Welcome to the Ontario Parks “Eyes on the Skies” series. This will cover a wide range of astronomy topics with a focus on what can be seen from the pristine skies found in our provincial parks.
December brings some of the darkest skies of the year.
Take advantage of this great opportunity to go out into our parks. Breathe in the peace and solitude of December days and the bounty of the starlit skies.
Here are our astronomical highlights for December, 2017:
|December 1||December 15||December 30|
|Sunrise||7:47 am||8:01 am||8:08 am|
|Midday||12:15 pm||12:21 pm||12:29 pm|
|Sunset||4:42 pm||4:41 pm||4:50 pm|
The sun completes its apparent southerly drop on the winter solstice on December 21 at 11:28 a.m. To great celebration, it then begins its northerly rise.
See our post from March to learn more about the solstices and equinoxes.
The winter solstice and the Saturnalia
Ancients all over the world observed the daily drop of the sun, always concerned that perhaps one day the sun would not rise again.
In the May edition, we learned of the Greek legend of Demeter and Persephone. In this legend, the gods (Demeter, in particular) could affect the climate, creating six sunny “growing” months and six dark “barren” months.
Around the time of the winter solstice, the Romans celebrated a great festival known as the Saturnalia. This festival was named after Saturn, the Roman god of sowing or seed.
It ultimately became a seven-day festival of great magnitude. Many liberties were granted to all members of the Roman realm. People could do and say what they wanted, and slaves were even allowed to sit at their masters’ tables.
Towards the end of this festival, presents made of wax representing people or fruit were usually given to friends and family alike. A week later, the Romans celebrated their New Year with another celebration in which houses were decorated with greenery and lights and presents were given to children.1
If this reminds you of a holiday we all know and love, you are in great company. Many scholars believe the celebration of Christmas took place during the Saturnalia, as there was more freedom for the early Christians to celebrate without fear of persecution.
In time, a number of Saturnalian customs became interwoven with the customs and practices of Christmas we know today.
The moon and the planets
December sees the return of Jupiter and Saturn just before sunrise in the morning skies.
Stay tuned to watch a very close pairing between these two planets in January, 2018!
December’s lunar phases are as follows:
Featured constellations: Eridanus, Lepus and Monoceros
As we round out the year of constellations, we will focus on some of the fainter ones seen at this time of the year.
As they are faint, one must travel to pristine dark skies, such as those in provincial parks, to see them well.
The River Eridanus
This constellation is of ancient origin, and has long represented a river.
Since it was brought to Greek knowledge through Aratus (who learned about it from the Egyptians), many people associate the Nile River with Eridanus.

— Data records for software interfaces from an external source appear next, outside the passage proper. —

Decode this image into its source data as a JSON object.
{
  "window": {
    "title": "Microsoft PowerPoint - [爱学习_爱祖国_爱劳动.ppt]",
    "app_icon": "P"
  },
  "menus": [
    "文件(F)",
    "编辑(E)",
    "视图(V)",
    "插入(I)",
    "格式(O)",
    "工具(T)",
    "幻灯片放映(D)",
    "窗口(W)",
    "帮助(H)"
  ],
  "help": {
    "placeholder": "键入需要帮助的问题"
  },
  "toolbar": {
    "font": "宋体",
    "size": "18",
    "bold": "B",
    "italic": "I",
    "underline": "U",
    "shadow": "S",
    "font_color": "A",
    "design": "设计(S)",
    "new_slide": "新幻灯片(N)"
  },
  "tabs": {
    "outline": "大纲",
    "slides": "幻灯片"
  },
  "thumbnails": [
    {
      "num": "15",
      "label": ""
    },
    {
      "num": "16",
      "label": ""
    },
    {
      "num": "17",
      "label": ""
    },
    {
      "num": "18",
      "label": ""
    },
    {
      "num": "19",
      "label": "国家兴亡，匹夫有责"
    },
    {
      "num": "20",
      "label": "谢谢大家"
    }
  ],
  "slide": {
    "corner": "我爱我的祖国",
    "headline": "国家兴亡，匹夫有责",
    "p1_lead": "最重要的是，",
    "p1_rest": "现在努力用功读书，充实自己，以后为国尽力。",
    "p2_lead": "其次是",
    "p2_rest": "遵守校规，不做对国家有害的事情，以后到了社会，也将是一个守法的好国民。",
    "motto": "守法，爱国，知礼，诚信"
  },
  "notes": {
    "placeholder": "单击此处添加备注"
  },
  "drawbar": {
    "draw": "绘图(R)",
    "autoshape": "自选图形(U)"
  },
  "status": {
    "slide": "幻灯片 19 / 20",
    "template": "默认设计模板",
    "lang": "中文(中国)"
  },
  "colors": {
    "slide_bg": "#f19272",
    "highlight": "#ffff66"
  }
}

This constellation is the sixth largest, and a good portion of it lies below the horizon from which we can observe it in the north.

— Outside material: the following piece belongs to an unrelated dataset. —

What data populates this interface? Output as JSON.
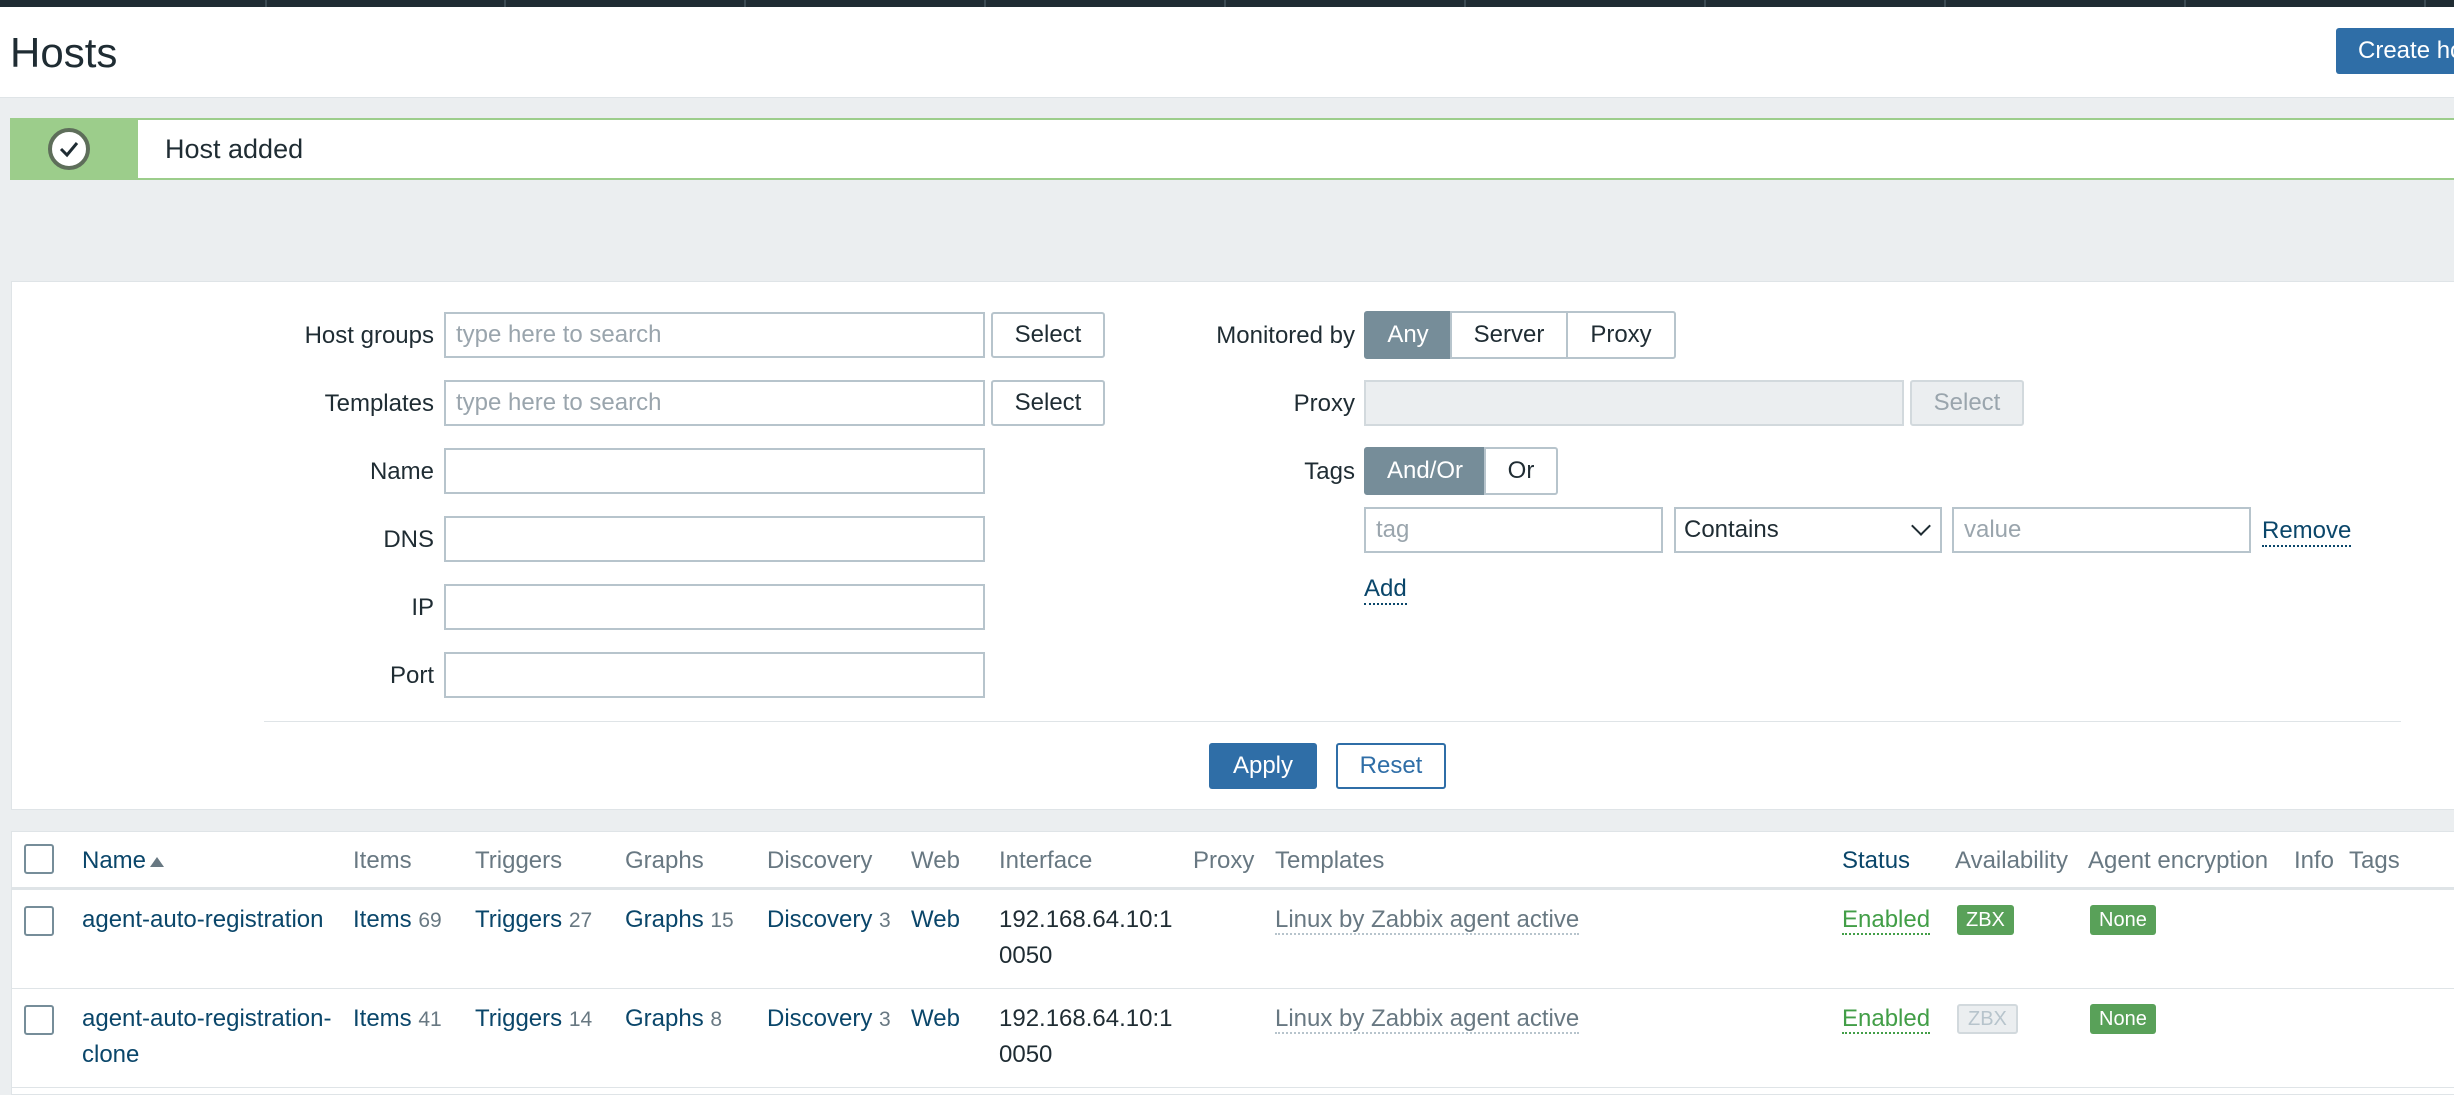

Lepus the Hare
While Eridanus is one of the largest constellations, Lepus the Hare is one of the smallest.
Lying beneath Orion’s feet, the hare must surely have been a tease for the great dog to the east (Canis Major). The hare has long represented perseverance (it flourishes in all seasons) and fertility (it is highly prolific).
In Ontario, we have two native types of hare, the Snowshoe Hare and the Cottontail Hare, as well as one introduced hare, the European Hare.
Monoceros the Unicorn
Most of the constellations described over the year originated in ancient times.
Monoceros the Unicorn was identified in the early 17th century. Being a faint constellation, it has no precursor in Greek mythology. However, the winter Milky Way runs through the constellation. It contains some interesting objects.
Perhaps the most interesting is the very large molecular cloud known as the Rosetta Nebula. Young, hot, bright stars near the centre charge up the molecules of gas. They in turn emit radiation, some of which we see as red light.
December meteor showers
Most people are familiar with the annual Perseid meteor shower in August, but did you know about the almost equally enjoyable Geminid meteor shower in December?
This shower peaks on the night of December 13 and morning of December 14. It can provide viewers in dark skies with up to 120 meteors per hour. Interestingly, this shower is not associated with a comet but with an asteroid.
The best time to look is after 1:00 am, at which point the view of the night sky is starting to face in the same direction as the Earth’s travel around the sun.
For a good explanation of meteor showers, check out this link.
This completes our review of the December skies…
Come back next month to learn about the calendar.
1The Editors of Encyclopædia Britannica. “Saturnalia.” Encyclopædia Britannica, Encyclopædia Britannica, Inc., 20 July 2017, www.britannica.com/topic/Saturnalia-Roman-festival.